## [Problem details]
You are to retype all of the data exactly as it appears.

## [Material provided]

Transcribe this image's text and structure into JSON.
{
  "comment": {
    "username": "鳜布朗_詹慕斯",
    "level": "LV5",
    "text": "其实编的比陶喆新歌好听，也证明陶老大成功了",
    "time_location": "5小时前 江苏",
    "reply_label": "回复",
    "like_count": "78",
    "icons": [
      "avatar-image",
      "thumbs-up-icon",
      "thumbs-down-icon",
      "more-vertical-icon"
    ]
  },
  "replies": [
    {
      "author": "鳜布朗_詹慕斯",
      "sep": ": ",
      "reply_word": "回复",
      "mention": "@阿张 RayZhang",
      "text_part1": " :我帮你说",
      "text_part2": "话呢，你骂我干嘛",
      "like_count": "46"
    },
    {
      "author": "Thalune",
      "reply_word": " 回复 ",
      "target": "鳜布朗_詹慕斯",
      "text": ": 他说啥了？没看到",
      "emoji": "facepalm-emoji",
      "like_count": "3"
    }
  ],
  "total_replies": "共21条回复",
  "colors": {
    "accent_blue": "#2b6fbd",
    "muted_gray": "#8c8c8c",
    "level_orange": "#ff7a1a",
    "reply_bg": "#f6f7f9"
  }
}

## [Solution to the problem]
Transcribe this image's text and structure into JSON.
{
  "comment": {
    "username": "鳜布朗_詹慕斯",
    "level": "LV5",
    "text": "其实编的比陶喆新歌好听，也证明陶老大成功了",
    "time_location": "5小时前 江苏",
    "reply_label": "回复",
    "like_count": "78",
    "icons": [
      "avatar-image",
      "thumbs-up-icon",
      "thumbs-down-icon",
      "more-vertical-icon"
    ]
  },
  "replies": [
    {
      "author": "鳜布朗_詹慕斯",
      "sep": ": ",
      "reply_word": "回复",
      "mention": "@阿张 RayZhang",
      "text_part1": " :我帮你说",
      "text_part2": "话呢，你骂我干嘛",
      "like_count": "46"
    },
    {
      "author": "Thalune",
      "reply_word": " 回复 ",
      "target": "鳜布朗_詹慕斯",
      "text": ": 他说啥了？没看到",
      "emoji": "facepalm-emoji",
      "like_count": "3"
    }
  ],
  "total_replies": "共21条回复",
  "colors": {
    "accent_blue": "#2b6fbd",
    "muted_gray": "#8c8c8c",
    "level_orange": "#ff7a1a",
    "reply_bg": "#f6f7f9"
  }
}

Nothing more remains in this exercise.